Place Europe: Germany
Accession Number RC00089
Map call number Escape Map Collection
Collection type Published Collection
Record type Collection
Item count 2
Measurement Overall: 18.8 x 35 cm
Object type Map
Maker Deighton, Christopher Henry John
Date made c 1942
Conflict Second World War, 1939-1945
Copying Provisions Attached digital images provided for personal non-commercial use

This map covering south west Germany and Switzerland belonged to Major Christopher Deighton MID, Royal Artillery. Scale 1:500,000, with key. Dotted green line added by hand, indicating the border between Germany and Switzerland. There is a key attached to the map, along with a separate copy of the key.

Major Deighton was a British Battery Commander who was captured during the evacuation of Dunkirk in 1940. He was a member of the escape committee at Oflag VIB Dossel, Germany. Due to wounds he received prior to his capture he was unable to escape himself; instead he was responsible for producing maps for other prisoners attempting to escape.
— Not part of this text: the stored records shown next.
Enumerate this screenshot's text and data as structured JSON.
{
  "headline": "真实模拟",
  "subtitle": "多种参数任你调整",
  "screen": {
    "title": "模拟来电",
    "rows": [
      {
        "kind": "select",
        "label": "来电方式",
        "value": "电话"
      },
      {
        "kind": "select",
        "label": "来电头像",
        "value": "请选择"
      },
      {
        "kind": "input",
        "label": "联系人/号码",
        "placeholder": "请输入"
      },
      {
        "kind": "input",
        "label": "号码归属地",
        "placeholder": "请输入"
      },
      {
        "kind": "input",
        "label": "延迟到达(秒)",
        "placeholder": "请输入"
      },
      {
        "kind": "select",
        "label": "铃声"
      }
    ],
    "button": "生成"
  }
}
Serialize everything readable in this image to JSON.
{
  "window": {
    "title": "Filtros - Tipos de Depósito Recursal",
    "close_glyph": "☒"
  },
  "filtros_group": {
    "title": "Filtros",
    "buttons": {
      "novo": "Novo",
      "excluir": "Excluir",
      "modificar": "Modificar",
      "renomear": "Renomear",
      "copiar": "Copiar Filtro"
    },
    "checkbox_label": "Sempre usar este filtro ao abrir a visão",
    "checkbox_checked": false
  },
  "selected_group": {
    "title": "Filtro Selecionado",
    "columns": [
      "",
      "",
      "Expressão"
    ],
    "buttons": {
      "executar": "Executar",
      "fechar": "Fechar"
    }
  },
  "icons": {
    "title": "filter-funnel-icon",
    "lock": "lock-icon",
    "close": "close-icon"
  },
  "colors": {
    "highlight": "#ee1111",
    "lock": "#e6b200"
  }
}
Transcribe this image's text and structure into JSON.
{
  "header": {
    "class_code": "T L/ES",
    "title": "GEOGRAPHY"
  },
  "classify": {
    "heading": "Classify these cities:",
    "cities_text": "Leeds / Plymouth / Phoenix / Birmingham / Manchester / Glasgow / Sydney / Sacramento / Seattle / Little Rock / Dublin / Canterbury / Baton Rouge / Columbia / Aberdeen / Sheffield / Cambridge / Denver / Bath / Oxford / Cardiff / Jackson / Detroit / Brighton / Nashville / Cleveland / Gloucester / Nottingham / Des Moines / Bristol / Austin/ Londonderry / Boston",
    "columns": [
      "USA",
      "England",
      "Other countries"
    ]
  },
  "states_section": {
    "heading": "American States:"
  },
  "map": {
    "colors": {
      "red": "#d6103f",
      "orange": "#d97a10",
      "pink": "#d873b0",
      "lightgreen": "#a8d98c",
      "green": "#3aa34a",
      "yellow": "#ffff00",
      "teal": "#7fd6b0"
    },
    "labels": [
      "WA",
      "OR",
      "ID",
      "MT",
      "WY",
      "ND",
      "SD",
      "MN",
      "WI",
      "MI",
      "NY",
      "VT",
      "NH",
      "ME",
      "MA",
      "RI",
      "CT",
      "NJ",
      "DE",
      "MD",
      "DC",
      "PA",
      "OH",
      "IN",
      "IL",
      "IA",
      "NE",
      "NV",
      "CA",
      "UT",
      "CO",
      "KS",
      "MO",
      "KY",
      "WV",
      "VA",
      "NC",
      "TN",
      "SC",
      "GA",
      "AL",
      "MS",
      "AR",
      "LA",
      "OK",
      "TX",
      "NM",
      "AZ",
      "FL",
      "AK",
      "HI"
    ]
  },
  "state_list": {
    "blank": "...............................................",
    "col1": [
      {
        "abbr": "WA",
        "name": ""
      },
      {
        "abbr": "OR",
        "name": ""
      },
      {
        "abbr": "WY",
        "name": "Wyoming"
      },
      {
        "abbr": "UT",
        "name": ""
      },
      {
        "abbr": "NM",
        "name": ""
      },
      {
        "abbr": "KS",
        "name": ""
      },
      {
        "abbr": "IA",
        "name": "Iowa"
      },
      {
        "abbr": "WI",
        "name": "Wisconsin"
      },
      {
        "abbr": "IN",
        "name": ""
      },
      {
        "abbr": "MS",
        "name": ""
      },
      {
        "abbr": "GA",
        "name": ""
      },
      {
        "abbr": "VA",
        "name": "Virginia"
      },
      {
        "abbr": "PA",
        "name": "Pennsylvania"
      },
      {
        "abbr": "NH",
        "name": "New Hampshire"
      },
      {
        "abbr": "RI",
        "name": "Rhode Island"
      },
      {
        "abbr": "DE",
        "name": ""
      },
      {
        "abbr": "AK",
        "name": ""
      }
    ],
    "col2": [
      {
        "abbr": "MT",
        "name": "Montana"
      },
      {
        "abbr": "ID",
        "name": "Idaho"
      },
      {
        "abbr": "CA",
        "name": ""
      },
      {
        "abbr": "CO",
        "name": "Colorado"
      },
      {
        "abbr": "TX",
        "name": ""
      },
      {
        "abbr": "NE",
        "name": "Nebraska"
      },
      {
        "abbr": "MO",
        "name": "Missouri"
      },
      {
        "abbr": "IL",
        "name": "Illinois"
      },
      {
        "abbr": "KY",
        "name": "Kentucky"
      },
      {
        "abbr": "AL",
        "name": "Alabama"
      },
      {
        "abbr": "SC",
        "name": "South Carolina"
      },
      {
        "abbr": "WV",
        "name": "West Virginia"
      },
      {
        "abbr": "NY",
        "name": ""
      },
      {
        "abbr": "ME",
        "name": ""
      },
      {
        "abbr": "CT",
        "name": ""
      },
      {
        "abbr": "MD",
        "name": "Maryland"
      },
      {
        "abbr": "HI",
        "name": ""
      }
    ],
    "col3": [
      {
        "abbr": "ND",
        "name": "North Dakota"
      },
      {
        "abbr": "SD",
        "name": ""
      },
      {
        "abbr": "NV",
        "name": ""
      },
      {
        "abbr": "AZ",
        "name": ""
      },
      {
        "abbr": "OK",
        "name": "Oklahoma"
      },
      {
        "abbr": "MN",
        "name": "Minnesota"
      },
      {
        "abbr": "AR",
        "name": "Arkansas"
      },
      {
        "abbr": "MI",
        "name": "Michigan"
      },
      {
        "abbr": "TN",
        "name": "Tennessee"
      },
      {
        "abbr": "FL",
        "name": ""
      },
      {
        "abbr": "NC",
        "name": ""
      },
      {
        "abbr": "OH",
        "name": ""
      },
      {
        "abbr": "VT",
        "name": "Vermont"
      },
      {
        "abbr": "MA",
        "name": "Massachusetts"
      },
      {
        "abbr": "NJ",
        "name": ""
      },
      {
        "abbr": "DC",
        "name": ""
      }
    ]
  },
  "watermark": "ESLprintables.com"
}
One of the simplest methods of mass reproduction used by prisoners of war was by using a mimeograph. Mimeography is a duplicating process that produces copies from a stencil. In the prison camps the basis for this method of reproduction was gelatine. Gelatine was obtained either from fruit jelly or the jelly from tinned meat from Red Cross parcels.

In Stalag Luft III invalid jellies were obtained from the hospital block, soaked in hot water and wrung through a handkerchief to extract the sugar. The straight gelatine was melted, and poured into flat trays made from old food tins and allowed to set.

A master copy of the map was then traced onto paper with indelible ink, which was made by crushing the lead of indelible pencils. Usually the mimeograph was produced in one colour, with other colours added later by hand.

The master copy was then laid face down on the gelatine so that the ink was transferred to the jellied surface as a mirror image. Copies were made by placing a sheet of blank paper on the gelatine, rolling it and then lifting it off carefully.

The number of copies of a map produced by mimeography varied with the scale of a map. Small-scale maps with fine lines, such as this one, were very difficult to produce, because less ink was used to draw the lines. Therefore less ink was transferred to the gelatine. Prisoners were lucky if they could make twenty-five copies of a small-scale map from one master. Large scale maps of 1:63,360 or larger used more ink and could produce as many as forty-five copies at a time.